- What type of entrepreneur is Apollonia Poilâne?
- What personal ethics drove Apollonia’s decision to take over the family business?
Sources: “About Us,” https://www.poilane.com, accessed February 1, 2018; Meg Bortin, “Apollonia Poilâne Builds on Her Family’s Legacy,” The New York Times, https://www.nytimes.com, accessed February 1, 2018; Lauren Collins, “Bread Winner: A Daughter Upholds the Traditions of France’s Premier Baking Dynasty,” The New Yorker, https://www.newyorker.com, December 3, 2012; Gregory Katz, “Her Daily Bread,” American Way magazine, July 15, 2005, p. 34; Clarel Antoine, “No Time to Loaf Around,” Harvard Crimson, http://www.thecrimson.com, October 16, 2003.
Most entrepreneurs combine many of the above characteristics. Sarah Levy, 23, loved her job as a restaurant pastry chef but not the low pay, high stress, and long hours of a commercial kitchen. So she found a new one—in her parents’ home—and launched Sarah’s Pastries and Candies. Part-time staffers help her fill pastry and candy orders to the soothing sounds of music videos playing in the background. Cornell University graduate Conor McDonough started his own web design firm, OffThePathMedia.com, after becoming disillusioned with the rigid structure of his job. “There wasn’t enough room for my own expression,” he says. “Freelancing keeps me on my toes,” says busy graphic artist Ana Sanchez. “It forces me to do my best work because I know my next job depends on my performance.”
Managerial Ability and Technical Knowledge
A person with all the characteristics of an entrepreneur might still lack the necessary business skills to run a successful company. Entrepreneurs need the technical knowledge to carry out their ideas and the managerial ability to organize a company, develop operating strategies, obtain financing, and supervise day-to-day activities. Jim Crane, who built Eagle Global Logistics from a start-up into a $250 million company, addressed a group at a meeting saying, “I have never run a $250 million company before so you guys are going to have to start running this business.”
Good interpersonal and communication skills are important in dealing with employees, customers, and other business associates such as bankers, accountants, and attorneys. As we will discuss later in the chapter, entrepreneurs believe they can learn these much-needed skills. When Jim Steiner started his toner cartridge remanufacturing business, Quality Imaging Products, his initial investment was $400. He spent $200 on a consultant to teach him the business and $200 on materials to rebuild his first printer cartridges. He made sales calls from 8.00 a.m. to noon and made deliveries to customers from noon until 5:00 p.m. After a quick dinner, he moved to the garage, where he filled copier cartridges until midnight, when he collapsed into bed, sometimes covered with carbon soot. And this was not something he did for a couple of months until he got the business off the ground—this was his life for 18 months.

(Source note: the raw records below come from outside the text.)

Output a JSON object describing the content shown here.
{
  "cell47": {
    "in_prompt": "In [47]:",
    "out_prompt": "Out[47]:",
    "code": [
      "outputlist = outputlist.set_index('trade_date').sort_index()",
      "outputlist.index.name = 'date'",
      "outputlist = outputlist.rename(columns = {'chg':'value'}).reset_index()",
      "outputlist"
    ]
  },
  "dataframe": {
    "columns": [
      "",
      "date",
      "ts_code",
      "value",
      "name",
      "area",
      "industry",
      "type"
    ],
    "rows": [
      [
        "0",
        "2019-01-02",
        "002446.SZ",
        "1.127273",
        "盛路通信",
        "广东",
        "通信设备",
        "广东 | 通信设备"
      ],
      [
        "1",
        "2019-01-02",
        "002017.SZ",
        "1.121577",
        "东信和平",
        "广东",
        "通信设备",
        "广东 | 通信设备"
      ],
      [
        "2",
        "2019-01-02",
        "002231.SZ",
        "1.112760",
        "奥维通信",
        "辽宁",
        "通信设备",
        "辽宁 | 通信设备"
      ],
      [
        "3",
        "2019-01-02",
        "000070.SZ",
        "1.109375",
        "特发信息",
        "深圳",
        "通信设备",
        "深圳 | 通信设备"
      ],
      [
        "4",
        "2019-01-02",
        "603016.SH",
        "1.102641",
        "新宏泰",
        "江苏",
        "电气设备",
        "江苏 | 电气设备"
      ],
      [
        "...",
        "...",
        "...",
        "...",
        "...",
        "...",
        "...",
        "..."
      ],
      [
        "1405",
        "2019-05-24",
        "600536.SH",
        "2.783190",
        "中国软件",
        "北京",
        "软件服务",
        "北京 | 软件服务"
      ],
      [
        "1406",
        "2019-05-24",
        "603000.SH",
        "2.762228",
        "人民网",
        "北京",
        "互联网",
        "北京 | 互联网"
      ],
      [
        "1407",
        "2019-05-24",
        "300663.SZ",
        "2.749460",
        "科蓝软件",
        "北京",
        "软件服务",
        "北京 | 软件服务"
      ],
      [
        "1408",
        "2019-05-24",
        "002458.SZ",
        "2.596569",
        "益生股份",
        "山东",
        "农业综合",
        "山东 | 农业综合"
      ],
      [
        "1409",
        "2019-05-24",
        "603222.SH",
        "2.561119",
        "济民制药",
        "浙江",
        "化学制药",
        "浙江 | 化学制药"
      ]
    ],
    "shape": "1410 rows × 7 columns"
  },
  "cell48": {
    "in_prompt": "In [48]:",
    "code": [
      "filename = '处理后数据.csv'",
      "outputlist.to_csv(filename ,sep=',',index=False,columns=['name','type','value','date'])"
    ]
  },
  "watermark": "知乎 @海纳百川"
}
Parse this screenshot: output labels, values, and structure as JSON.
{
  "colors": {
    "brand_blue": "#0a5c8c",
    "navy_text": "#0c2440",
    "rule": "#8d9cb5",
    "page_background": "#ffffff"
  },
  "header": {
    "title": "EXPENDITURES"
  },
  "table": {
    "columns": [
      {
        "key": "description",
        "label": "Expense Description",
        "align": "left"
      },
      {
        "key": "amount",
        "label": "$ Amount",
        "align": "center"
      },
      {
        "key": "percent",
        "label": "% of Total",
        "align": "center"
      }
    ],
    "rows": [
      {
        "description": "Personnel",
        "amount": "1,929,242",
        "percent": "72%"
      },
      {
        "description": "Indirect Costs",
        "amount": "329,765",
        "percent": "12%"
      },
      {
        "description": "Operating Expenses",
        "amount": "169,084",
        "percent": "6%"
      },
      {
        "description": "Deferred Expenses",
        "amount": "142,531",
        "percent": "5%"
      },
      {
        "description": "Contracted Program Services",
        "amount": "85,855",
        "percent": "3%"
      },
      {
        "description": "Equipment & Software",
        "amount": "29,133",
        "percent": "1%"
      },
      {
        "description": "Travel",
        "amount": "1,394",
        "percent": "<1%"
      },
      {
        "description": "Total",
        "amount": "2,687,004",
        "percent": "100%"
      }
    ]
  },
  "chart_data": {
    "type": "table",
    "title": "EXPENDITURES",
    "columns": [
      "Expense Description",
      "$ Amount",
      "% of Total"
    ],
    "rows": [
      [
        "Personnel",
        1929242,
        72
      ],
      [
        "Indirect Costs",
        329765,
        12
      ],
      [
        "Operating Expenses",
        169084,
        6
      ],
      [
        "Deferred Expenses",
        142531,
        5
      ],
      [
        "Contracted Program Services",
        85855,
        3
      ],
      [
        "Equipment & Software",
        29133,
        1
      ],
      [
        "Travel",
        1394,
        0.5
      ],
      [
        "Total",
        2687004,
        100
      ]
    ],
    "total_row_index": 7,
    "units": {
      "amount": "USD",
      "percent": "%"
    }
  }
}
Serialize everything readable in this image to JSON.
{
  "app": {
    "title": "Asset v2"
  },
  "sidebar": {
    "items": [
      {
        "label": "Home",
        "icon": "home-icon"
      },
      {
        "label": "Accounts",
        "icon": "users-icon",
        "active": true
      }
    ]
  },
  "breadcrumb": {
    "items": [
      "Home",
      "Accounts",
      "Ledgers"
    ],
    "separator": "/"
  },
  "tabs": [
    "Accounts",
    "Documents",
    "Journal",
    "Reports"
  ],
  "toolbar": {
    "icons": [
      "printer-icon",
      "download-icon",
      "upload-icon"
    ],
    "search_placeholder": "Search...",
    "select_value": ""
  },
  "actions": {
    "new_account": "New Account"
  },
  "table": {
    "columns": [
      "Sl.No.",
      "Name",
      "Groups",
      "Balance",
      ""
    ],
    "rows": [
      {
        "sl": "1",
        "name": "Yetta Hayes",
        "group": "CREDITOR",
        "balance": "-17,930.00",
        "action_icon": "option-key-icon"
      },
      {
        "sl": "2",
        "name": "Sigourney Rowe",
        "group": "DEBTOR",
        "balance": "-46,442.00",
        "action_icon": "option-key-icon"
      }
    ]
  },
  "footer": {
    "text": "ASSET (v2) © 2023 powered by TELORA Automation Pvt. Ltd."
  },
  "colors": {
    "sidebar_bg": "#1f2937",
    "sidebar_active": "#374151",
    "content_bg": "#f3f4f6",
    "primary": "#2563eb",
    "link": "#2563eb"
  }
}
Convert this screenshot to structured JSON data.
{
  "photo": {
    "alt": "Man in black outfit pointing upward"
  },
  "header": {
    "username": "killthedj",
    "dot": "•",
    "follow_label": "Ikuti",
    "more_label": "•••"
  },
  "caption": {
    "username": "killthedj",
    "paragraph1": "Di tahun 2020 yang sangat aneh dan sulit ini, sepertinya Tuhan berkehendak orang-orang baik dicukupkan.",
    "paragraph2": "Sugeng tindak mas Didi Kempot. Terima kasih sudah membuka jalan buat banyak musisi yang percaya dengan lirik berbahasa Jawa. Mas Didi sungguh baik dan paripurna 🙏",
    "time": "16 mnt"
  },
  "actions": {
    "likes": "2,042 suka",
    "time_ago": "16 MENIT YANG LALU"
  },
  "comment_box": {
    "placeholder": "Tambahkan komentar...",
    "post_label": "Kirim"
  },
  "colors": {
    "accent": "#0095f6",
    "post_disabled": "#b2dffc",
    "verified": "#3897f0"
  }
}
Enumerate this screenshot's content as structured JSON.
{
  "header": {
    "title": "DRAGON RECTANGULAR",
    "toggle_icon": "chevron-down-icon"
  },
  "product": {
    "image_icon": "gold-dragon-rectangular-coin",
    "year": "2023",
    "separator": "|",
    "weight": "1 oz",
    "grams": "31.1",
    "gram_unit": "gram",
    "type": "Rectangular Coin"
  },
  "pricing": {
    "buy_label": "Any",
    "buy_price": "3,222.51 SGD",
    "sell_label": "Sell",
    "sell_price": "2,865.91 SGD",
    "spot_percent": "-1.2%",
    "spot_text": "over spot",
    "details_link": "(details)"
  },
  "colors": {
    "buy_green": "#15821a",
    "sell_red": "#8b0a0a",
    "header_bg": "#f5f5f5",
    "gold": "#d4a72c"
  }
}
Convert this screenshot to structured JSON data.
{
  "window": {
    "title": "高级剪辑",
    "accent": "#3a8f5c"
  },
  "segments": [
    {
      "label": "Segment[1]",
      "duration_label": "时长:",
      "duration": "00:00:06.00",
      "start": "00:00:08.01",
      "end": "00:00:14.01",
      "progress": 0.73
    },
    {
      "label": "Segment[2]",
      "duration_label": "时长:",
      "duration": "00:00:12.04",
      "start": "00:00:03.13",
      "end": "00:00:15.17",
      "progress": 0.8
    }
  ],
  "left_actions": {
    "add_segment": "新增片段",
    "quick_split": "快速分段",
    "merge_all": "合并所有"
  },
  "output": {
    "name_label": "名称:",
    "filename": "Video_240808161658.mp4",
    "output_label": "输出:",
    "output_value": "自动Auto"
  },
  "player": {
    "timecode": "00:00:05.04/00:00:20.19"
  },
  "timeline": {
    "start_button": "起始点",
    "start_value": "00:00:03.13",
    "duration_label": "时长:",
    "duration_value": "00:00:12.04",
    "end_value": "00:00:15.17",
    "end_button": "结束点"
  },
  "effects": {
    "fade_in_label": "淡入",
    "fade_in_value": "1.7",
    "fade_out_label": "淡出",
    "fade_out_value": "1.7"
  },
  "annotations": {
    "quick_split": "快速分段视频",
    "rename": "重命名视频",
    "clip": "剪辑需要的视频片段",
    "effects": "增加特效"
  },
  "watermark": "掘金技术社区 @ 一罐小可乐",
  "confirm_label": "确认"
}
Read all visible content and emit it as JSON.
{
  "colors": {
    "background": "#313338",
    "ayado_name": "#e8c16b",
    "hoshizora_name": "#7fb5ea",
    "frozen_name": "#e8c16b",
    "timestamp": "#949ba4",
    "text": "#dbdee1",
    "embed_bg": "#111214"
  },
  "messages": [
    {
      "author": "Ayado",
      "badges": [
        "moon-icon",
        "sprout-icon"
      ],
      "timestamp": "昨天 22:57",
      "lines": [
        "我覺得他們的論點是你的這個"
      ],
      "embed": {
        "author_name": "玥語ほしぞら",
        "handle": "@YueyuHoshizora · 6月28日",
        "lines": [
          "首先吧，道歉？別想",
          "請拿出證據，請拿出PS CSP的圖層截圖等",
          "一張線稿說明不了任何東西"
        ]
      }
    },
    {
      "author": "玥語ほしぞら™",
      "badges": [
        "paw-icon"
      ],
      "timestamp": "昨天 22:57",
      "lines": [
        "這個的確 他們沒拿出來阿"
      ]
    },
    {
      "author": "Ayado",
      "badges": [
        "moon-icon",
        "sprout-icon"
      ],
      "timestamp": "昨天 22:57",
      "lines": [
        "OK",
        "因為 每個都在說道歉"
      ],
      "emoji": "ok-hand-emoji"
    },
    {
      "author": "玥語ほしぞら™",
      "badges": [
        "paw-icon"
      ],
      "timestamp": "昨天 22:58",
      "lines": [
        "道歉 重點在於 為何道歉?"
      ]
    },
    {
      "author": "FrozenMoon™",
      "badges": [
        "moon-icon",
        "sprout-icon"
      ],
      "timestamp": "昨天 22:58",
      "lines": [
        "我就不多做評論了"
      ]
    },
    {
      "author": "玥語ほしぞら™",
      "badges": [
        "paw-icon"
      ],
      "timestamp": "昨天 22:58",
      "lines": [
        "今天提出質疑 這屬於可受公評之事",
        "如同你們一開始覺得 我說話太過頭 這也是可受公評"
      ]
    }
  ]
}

But entrepreneurs usually soon learn that they can’t do it all themselves. Often they choose to focus on what they do best and hire others to do the rest.
- Describe the personality traits and skills characteristic of successful entrepreneurs.
- What does it mean when we say that an entrepreneur should work on the business, not in it?
- What characteristics do successful entrepreneurs share?
Successful entrepreneurs are ambitious, independent, self-confident, creative, energetic, passionate, and committed. They have a high need for achievement and a willingness to take moderate risks. Good managerial, interpersonal, and communication skills, as well as technical knowledge are important for entrepreneurial success.